=== Begin Enclosure ===

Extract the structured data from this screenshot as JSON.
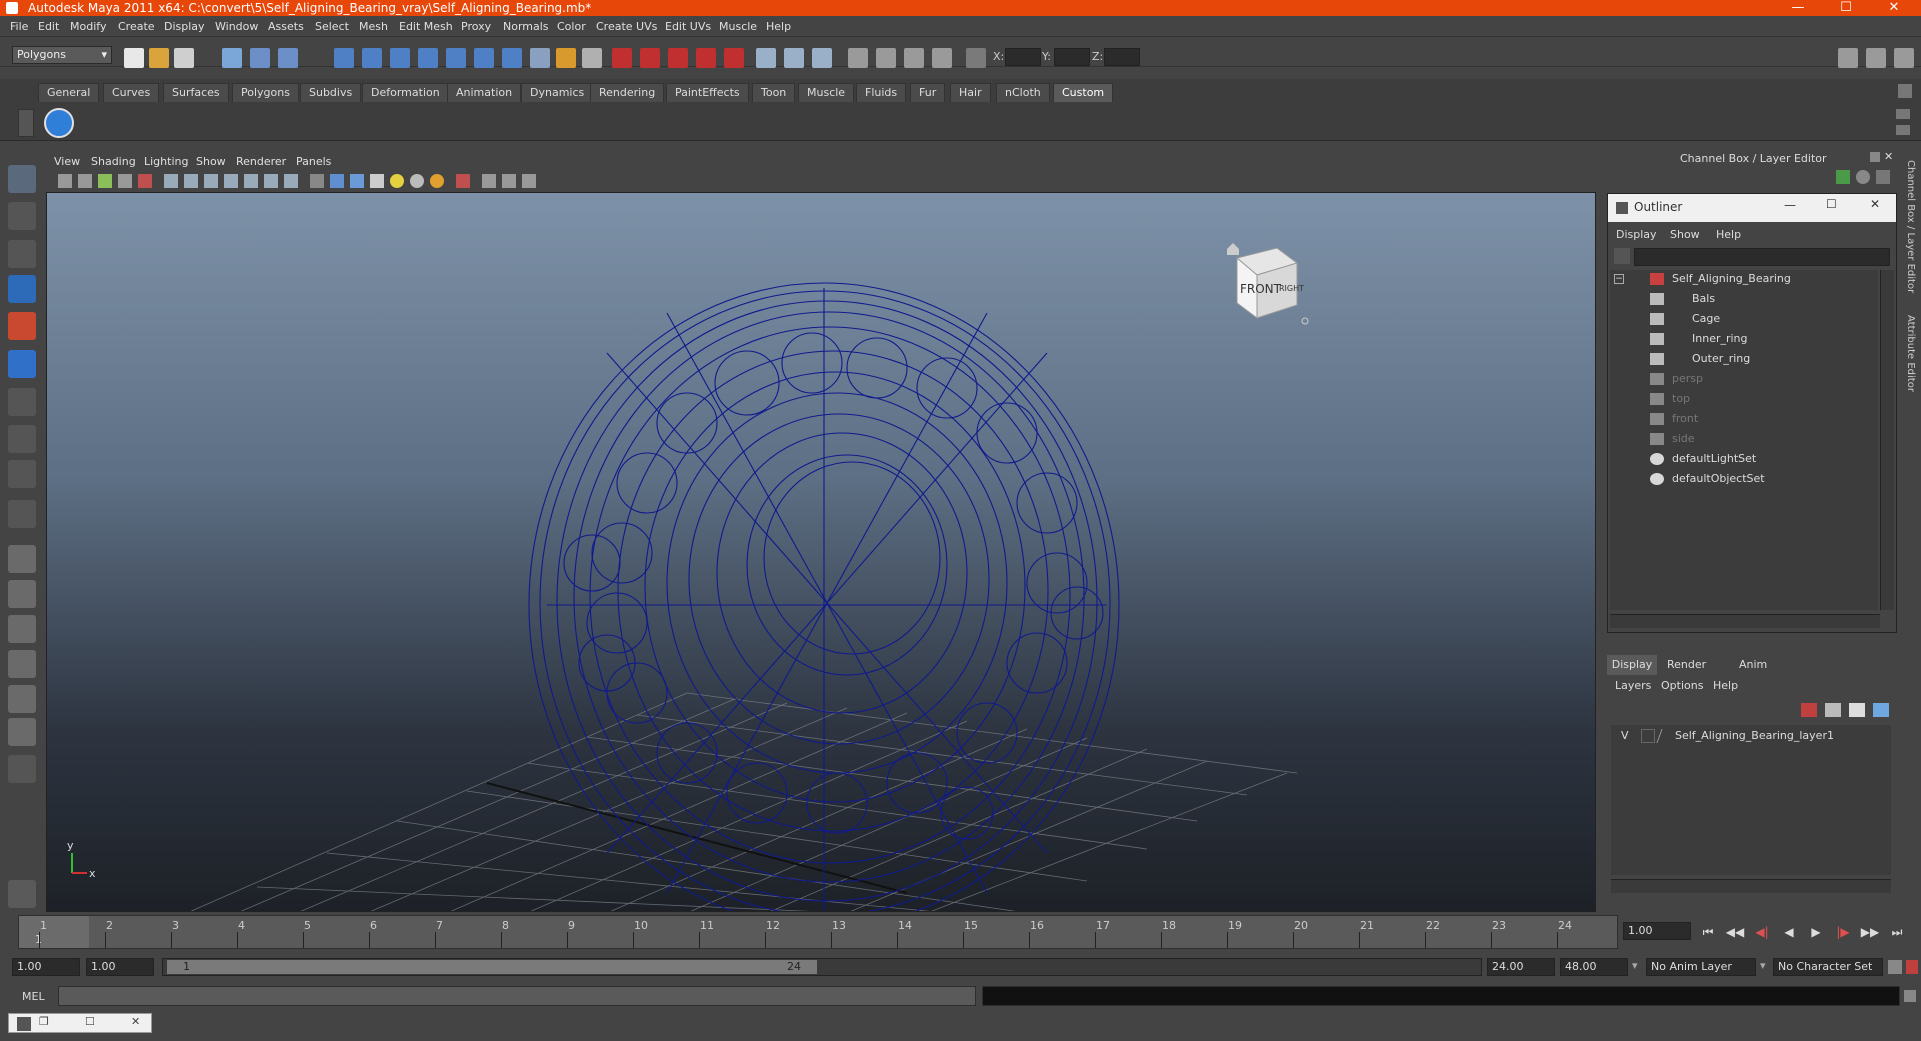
{
  "window": {
    "title": "Autodesk Maya 2011 x64: C:\\convert\\5\\Self_Aligning_Bearing_vray\\Self_Aligning_Bearing.mb*"
  },
  "menubar": [
    "File",
    "Edit",
    "Modify",
    "Create",
    "Display",
    "Window",
    "Assets",
    "Select",
    "Mesh",
    "Edit Mesh",
    "Proxy",
    "Normals",
    "Color",
    "Create UVs",
    "Edit UVs",
    "Muscle",
    "Help"
  ],
  "statusline": {
    "mode": "Polygons",
    "x_label": "X:",
    "y_label": "Y:",
    "z_label": "Z:"
  },
  "shelf": {
    "tabs": [
      "General",
      "Curves",
      "Surfaces",
      "Polygons",
      "Subdivs",
      "Deformation",
      "Animation",
      "Dynamics",
      "Rendering",
      "PaintEffects",
      "Toon",
      "Muscle",
      "Fluids",
      "Fur",
      "Hair",
      "nCloth",
      "Custom"
    ],
    "active": "Custom"
  },
  "panel_menu": [
    "View",
    "Shading",
    "Lighting",
    "Show",
    "Renderer",
    "Panels"
  ],
  "viewcube": {
    "front": "FRONT",
    "right": "RIGHT"
  },
  "axis": {
    "y": "y",
    "x": "x"
  },
  "channel_box_title": "Channel Box / Layer Editor",
  "side_tabs": [
    "Channel Box / Layer Editor",
    "Attribute Editor"
  ],
  "outliner": {
    "title": "Outliner",
    "menu": [
      "Display",
      "Show",
      "Help"
    ],
    "items": [
      {
        "label": "Self_Aligning_Bearing",
        "depth": 0,
        "dim": false,
        "icon": "group-icon"
      },
      {
        "label": "Bals",
        "depth": 1,
        "dim": false,
        "icon": "mesh-icon"
      },
      {
        "label": "Cage",
        "depth": 1,
        "dim": false,
        "icon": "mesh-icon"
      },
      {
        "label": "Inner_ring",
        "depth": 1,
        "dim": false,
        "icon": "mesh-icon"
      },
      {
        "label": "Outer_ring",
        "depth": 1,
        "dim": false,
        "icon": "mesh-icon"
      },
      {
        "label": "persp",
        "depth": 0,
        "dim": true,
        "icon": "camera-icon"
      },
      {
        "label": "top",
        "depth": 0,
        "dim": true,
        "icon": "camera-icon"
      },
      {
        "label": "front",
        "depth": 0,
        "dim": true,
        "icon": "camera-icon"
      },
      {
        "label": "side",
        "depth": 0,
        "dim": true,
        "icon": "camera-icon"
      },
      {
        "label": "defaultLightSet",
        "depth": 0,
        "dim": false,
        "icon": "set-icon"
      },
      {
        "label": "defaultObjectSet",
        "depth": 0,
        "dim": false,
        "icon": "set-icon"
      }
    ]
  },
  "layer_editor": {
    "tabs": [
      "Display",
      "Render",
      "Anim"
    ],
    "active_tab": "Display",
    "menu": [
      "Layers",
      "Options",
      "Help"
    ],
    "layers": [
      {
        "visible": "V",
        "name": "Self_Aligning_Bearing_layer1"
      }
    ]
  },
  "timeslider": {
    "ticks": [
      "1",
      "2",
      "3",
      "4",
      "5",
      "6",
      "7",
      "8",
      "9",
      "10",
      "11",
      "12",
      "13",
      "14",
      "15",
      "16",
      "17",
      "18",
      "19",
      "20",
      "21",
      "22",
      "23",
      "24"
    ],
    "current_frame_label": "1",
    "current_time": "1.00"
  },
  "range": {
    "start": "1.00",
    "playback_start": "1.00",
    "slider_start": "1",
    "slider_end": "24",
    "playback_end": "24.00",
    "end": "48.00",
    "anim_layer": "No Anim Layer",
    "character_set": "No Character Set"
  },
  "cmdline": {
    "label": "MEL"
  },
  "colors": {
    "titlebar": "#e8470a",
    "wireframe": "#101a8c",
    "accent_tab": "#5a5a5a"
  }
}
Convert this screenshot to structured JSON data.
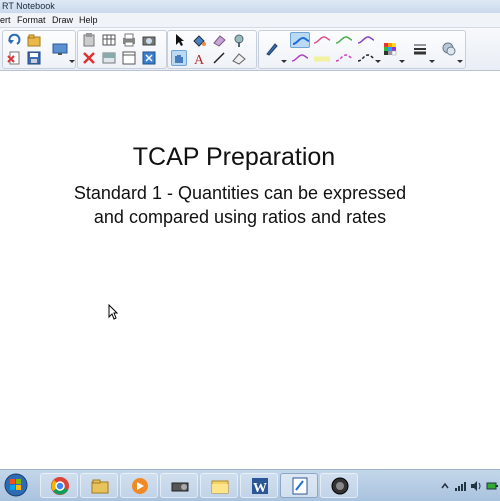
{
  "window": {
    "title": "RT Notebook"
  },
  "menu": {
    "items": [
      "ert",
      "Format",
      "Draw",
      "Help"
    ]
  },
  "toolbar": {
    "groups": {
      "file_icons": [
        "redo-icon",
        "open-file-icon",
        "delete-page-icon",
        "save-icon",
        "display-icon"
      ],
      "edit_icons": [
        "paste-icon",
        "table-icon",
        "print-icon",
        "camera-icon",
        "delete-icon",
        "screen-shade-icon",
        "full-screen-icon",
        "capture-icon"
      ],
      "tool_icons": [
        "select-arrow-icon",
        "fill-icon",
        "eraser-icon",
        "magic-wand-icon",
        "touch-icon",
        "text-icon",
        "line-icon",
        "shape-eraser-icon"
      ],
      "pen_icons": [
        "pen-icon",
        "pen-style-blue",
        "pen-style-pink",
        "pen-style-green",
        "pen-style-purple",
        "pen-style-purple-2",
        "pen-style-yellow",
        "pen-style-magenta",
        "pen-style-black",
        "color-palette-icon",
        "line-properties-icon",
        "fill-effect-icon"
      ]
    },
    "accent": "#6ea4d6"
  },
  "canvas": {
    "title": "TCAP Preparation",
    "subtitle_line1": "Standard 1 - Quantities can be expressed",
    "subtitle_line2": "and compared using ratios and rates"
  },
  "taskbar": {
    "start": "windows-orb-icon",
    "items": [
      {
        "name": "chrome-icon",
        "state": "pinned"
      },
      {
        "name": "explorer-folder-icon",
        "state": "pinned"
      },
      {
        "name": "media-player-icon",
        "state": "pinned"
      },
      {
        "name": "projector-icon",
        "state": "pinned"
      },
      {
        "name": "folder-icon",
        "state": "pinned"
      },
      {
        "name": "word-icon",
        "state": "pinned"
      },
      {
        "name": "notebook-icon",
        "state": "running"
      },
      {
        "name": "recorder-icon",
        "state": "pinned"
      }
    ],
    "tray": [
      "tray-arrow-icon",
      "network-icon",
      "volume-icon",
      "power-icon"
    ]
  }
}
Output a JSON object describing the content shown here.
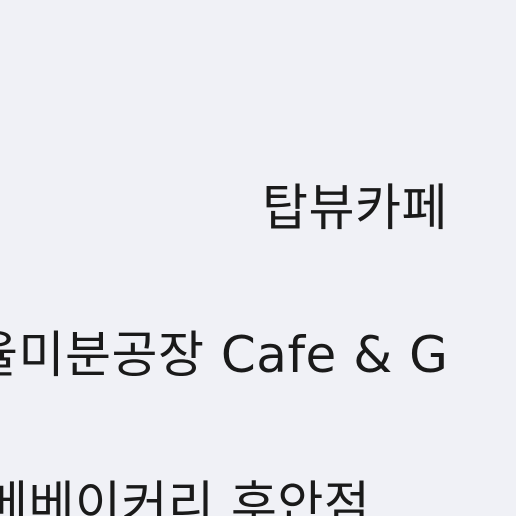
{
  "results": {
    "items": [
      {
        "label": "탑뷰카페"
      },
      {
        "label": "율미분공장 Cafe & G"
      },
      {
        "label": "메베이커리 후안점"
      }
    ]
  }
}
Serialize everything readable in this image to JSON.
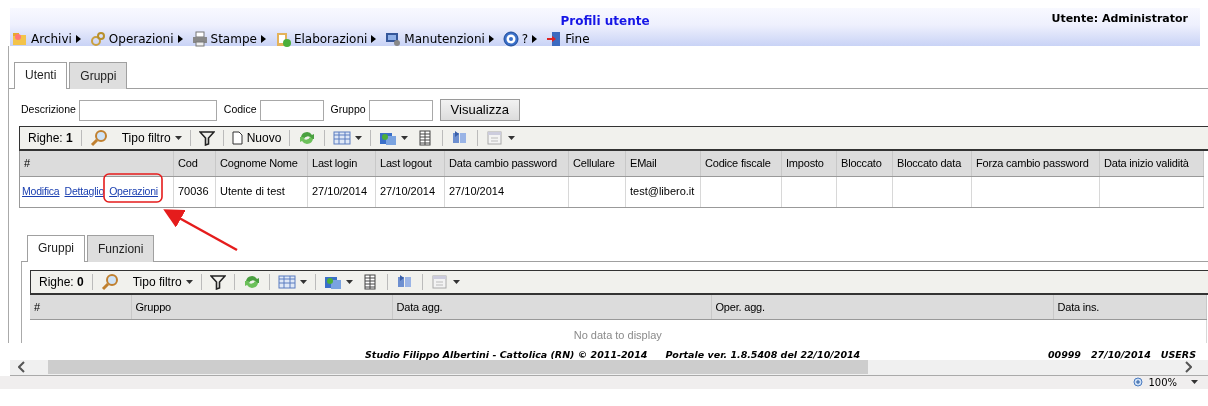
{
  "header": {
    "title": "Profili utente",
    "user": "Utente: Administrator"
  },
  "menu": [
    {
      "label": "Archivi",
      "has_submenu": true
    },
    {
      "label": "Operazioni",
      "has_submenu": true
    },
    {
      "label": "Stampe",
      "has_submenu": true
    },
    {
      "label": "Elaborazioni",
      "has_submenu": true
    },
    {
      "label": "Manutenzioni",
      "has_submenu": true
    },
    {
      "label": "?",
      "has_submenu": true
    },
    {
      "label": "Fine",
      "has_submenu": false
    }
  ],
  "tabs": [
    {
      "label": "Utenti",
      "selected": true
    },
    {
      "label": "Gruppi",
      "selected": false
    }
  ],
  "filters": [
    {
      "label": "Descrizione"
    },
    {
      "label": "Codice"
    },
    {
      "label": "Gruppo"
    }
  ],
  "search_button": "Visualizza",
  "users_grid": {
    "rows_label": "Righe:",
    "rows_count": "1",
    "filter_type": "Tipo filtro",
    "new_button": "Nuovo",
    "action_column": "#",
    "columns": [
      "Cod",
      "Cognome Nome",
      "Last login",
      "Last logout",
      "Data cambio password",
      "Cellulare",
      "EMail",
      "Codice fiscale",
      "Imposto",
      "Bloccato",
      "Bloccato data",
      "Forza cambio password",
      "Data inizio validità"
    ],
    "rows": [
      {
        "actions": [
          "Modifica",
          "Dettaglio",
          "Operazioni"
        ],
        "cells": [
          "70036",
          "Utente di test",
          "27/10/2014",
          "27/10/2014",
          "27/10/2014",
          "",
          "test@libero.it",
          "",
          "",
          "",
          "",
          "",
          ""
        ]
      }
    ]
  },
  "detail_tabs": [
    {
      "label": "Gruppi",
      "selected": true
    },
    {
      "label": "Funzioni",
      "selected": false
    }
  ],
  "groups_grid": {
    "rows_label": "Righe:",
    "rows_count": "0",
    "filter_type": "Tipo filtro",
    "columns": [
      "#",
      "Gruppo",
      "Data agg.",
      "Oper. agg.",
      "Data ins."
    ],
    "empty_text": "No data to display"
  },
  "footer": {
    "copyright": "Studio Filippo Albertini - Cattolica (RN) © 2011-2014",
    "version": "Portale ver. 1.8.5408 del 22/10/2014",
    "codes": [
      "00999",
      "27/10/2014",
      "USERS"
    ]
  },
  "status_bar": {
    "zoom": "100%"
  }
}
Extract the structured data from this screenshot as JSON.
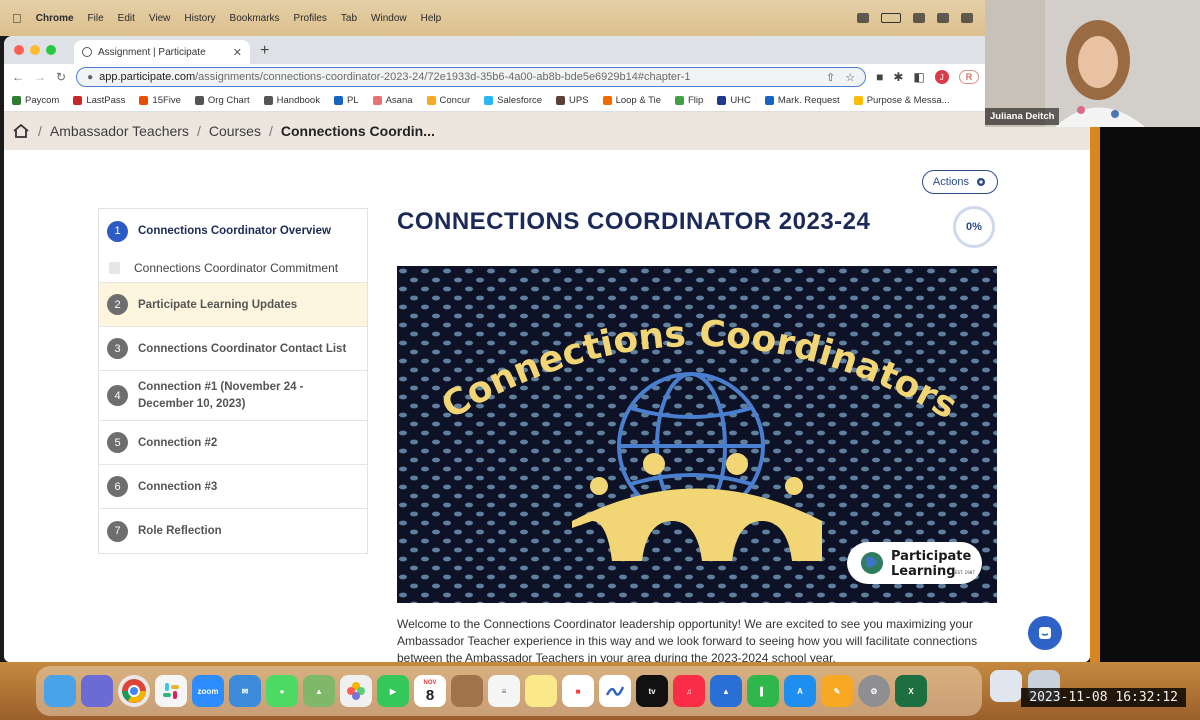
{
  "menubar": {
    "app": "Chrome",
    "items": [
      "File",
      "Edit",
      "View",
      "History",
      "Bookmarks",
      "Profiles",
      "Tab",
      "Window",
      "Help"
    ]
  },
  "browser": {
    "tab_title": "Assignment | Participate",
    "url_host": "app.participate.com",
    "url_path": "/assignments/connections-coordinator-2023-24/72e1933d-35b6-4a00-ab8b-bde5e6929b14#chapter-1",
    "profile_initial": "J",
    "relaunch_label": "R",
    "bookmarks": [
      {
        "label": "Paycom",
        "color": "#2e7d32"
      },
      {
        "label": "LastPass",
        "color": "#c62828"
      },
      {
        "label": "15Five",
        "color": "#e65100"
      },
      {
        "label": "Org Chart",
        "color": "#555555"
      },
      {
        "label": "Handbook",
        "color": "#555555"
      },
      {
        "label": "PL",
        "color": "#1565c0"
      },
      {
        "label": "Asana",
        "color": "#e57373"
      },
      {
        "label": "Concur",
        "color": "#f9a825"
      },
      {
        "label": "Salesforce",
        "color": "#29b6f6"
      },
      {
        "label": "UPS",
        "color": "#5d4037"
      },
      {
        "label": "Loop & Tie",
        "color": "#ef6c00"
      },
      {
        "label": "Flip",
        "color": "#43a047"
      },
      {
        "label": "UHC",
        "color": "#1e3a8a"
      },
      {
        "label": "Mark. Request",
        "color": "#1565c0"
      },
      {
        "label": "Purpose & Messa...",
        "color": "#fbbc04"
      }
    ]
  },
  "breadcrumb": {
    "items": [
      "Ambassador Teachers",
      "Courses"
    ],
    "current": "Connections Coordin..."
  },
  "actions_label": "Actions",
  "sidebar": {
    "chapters": [
      {
        "num": "1",
        "label": "Connections Coordinator Overview",
        "sub": "Connections Coordinator Commitment"
      },
      {
        "num": "2",
        "label": "Participate Learning Updates"
      },
      {
        "num": "3",
        "label": "Connections Coordinator Contact List"
      },
      {
        "num": "4",
        "label": "Connection #1 (November 24 - December 10, 2023)"
      },
      {
        "num": "5",
        "label": "Connection #2"
      },
      {
        "num": "6",
        "label": "Connection #3"
      },
      {
        "num": "7",
        "label": "Role Reflection"
      }
    ]
  },
  "main": {
    "title": "CONNECTIONS COORDINATOR 2023-24",
    "progress": "0%",
    "hero_heading": "Connections Coordinators",
    "hero_logo_line1": "Participate",
    "hero_logo_line2": "Learning",
    "hero_logo_est": "EST. 1987",
    "intro": "Welcome to the Connections Coordinator leadership opportunity! We are excited to see you maximizing your Ambassador Teacher experience in this way and we look forward to seeing how you will facilitate connections between the Ambassador Teachers in your area during the 2023-2024 school year."
  },
  "webcam": {
    "name": "Juliana Deitch"
  },
  "dock": {
    "calendar_month": "NOV",
    "calendar_day": "8",
    "zoom_label": "zoom",
    "tv_label": "tv"
  },
  "timestamp": "2023-11-08 16:32:12",
  "colors": {
    "accent": "#2d5bc6",
    "title": "#1c2a5a",
    "highlight": "#fdf5dd",
    "hero_yellow": "#f2d675",
    "globe_blue": "#4a7fd0"
  }
}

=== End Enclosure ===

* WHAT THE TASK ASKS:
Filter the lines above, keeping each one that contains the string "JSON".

* SOLUTION TO THIS PROBLEM:
Extract the structured data from this screenshot as JSON.
Convert this screenshot to structured JSON data.
Output a JSON object describing the content shown here.
Serialize everything readable in this image to JSON.
Extract the structured data from this screenshot as JSON.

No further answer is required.